not many cameras. mostly nikon in digital, certainly nikon, minolta etc in film. as of nikon 801 9 exposures, f4 and f5 as many as you like. every nikon DSLR that i know of had multiple exposures. consumer models limited to 3 exposures, higher-end bodies 10 exposures. blending mode is auto-gain or not. operational in high speed or timed-exposure modes too.
ozan yigit: it is unfortunate that a sizable portion of the professional photographers and the comic book industry digital ink and color still depend on this beast and feel the need to keep up with the upgrades as if the difference between (say) cs4 and cs5 made *all the difference* to their art and craft. as more and more processing moves to capable workflow software, where adobe has good competitors, including a good open-source solution, it is not surprising adobe is trying to eek out as many dollars as possible from its rapidly shrinking user base. i'm kind of surprised that adobe hasn't introduced a per-core license for creative suite yet.
right.
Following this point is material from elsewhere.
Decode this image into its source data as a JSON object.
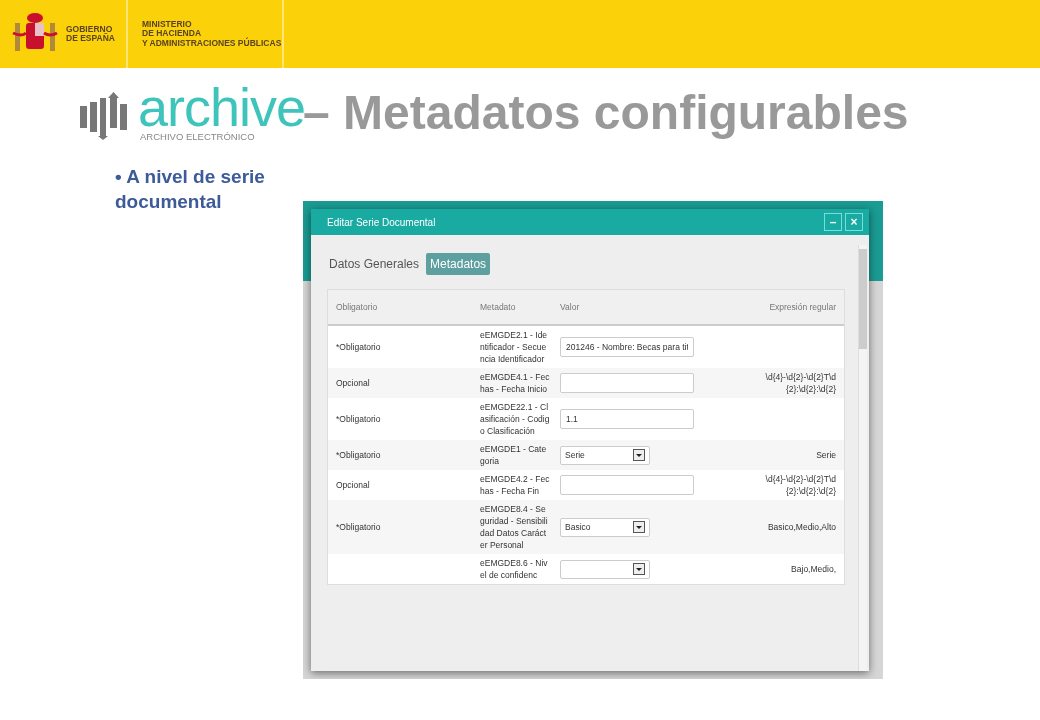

I said it is still young. there is already a very helpful ~90p book that goes with it too. i predict you will hear more and more about it.
Bob Meyer: It's not just Kelby who's criticizing the policy change. I've seen literally thousands of posts from PS users complaining about the change, and threatening to stick with their current version. I'm pretty sure CS5 will be the last copy of PS I buy. I use LR for most of my work, and for what I use PS for CS5 should do fine.
If users follow through on their threats, this could end up costing Adobe money rather than enriching them further.
adobe did this before. there was a big adobe-generated hoopla around nikon's locked wb. in the end, adobe got a lot of press, and lived happily ever after with nikon's sdk. this is yet another way to generate press. there is only so much mileage left in dying flash.
darktable. it is still young, but impressed me enough that I am actively working with & helping to develop it.
it is unfortunate that a sizable portion of the professional photographers and the comic book industry digital ink and color still depend on this beast and feel the need to keep up with the upgrades as if the difference between (say) cs4 and cs5 made *all the difference* to their art and craft. as more and more processing moves to capable workflow software, where adobe has good competitors, including a good open-source solution, it is not surprising adobe is trying to eek out as many dollars as possible from its rapidly shrinking user base. i'm kind of surprised that adobe hasn't introduced a per-core license for creative suite yet.
little over two weeks with X10. this, given its capabilities and feel, may well be the most important and capable little camera i have owned so far [out of g10, g11, s90, lx4, lx5, xz1] lens is very very good, viewfinder surprisingly usable, images are superb. [luminous landscape has a hands-on review. i agree with everything except what he considers annoyances. very little about this that annoys me.]
"the sensor is just too small" complaint is just meaningless, given some comparisons in various ISO levels we have already seen. this is turning out to be a groundbreaking camera in various ways, with a new sensor technology.
ozan yigit: lens does not impress. rest are expected upgrades to try to match the competition. hope it is at least priced right.
agreed. i have xz1 and also used lx5 extensively. both have superior lenses to this.
oh, bhphoto lists at $429. oops.
lens does not impress. rest are expected upgrades to try to match the competition. hope it is at least priced right.
as someone noted, ken rockwell dissing this camera and comparing to g12 is reason enough to pay attention to it.
pre-ordered this already. fuji learns fast, and I don't expect this one to have the peculiarities of x100. sensor size is interesting; it would not surprise me if fuji and nikon working together again, and this sensor shows up on nikon mirrorless.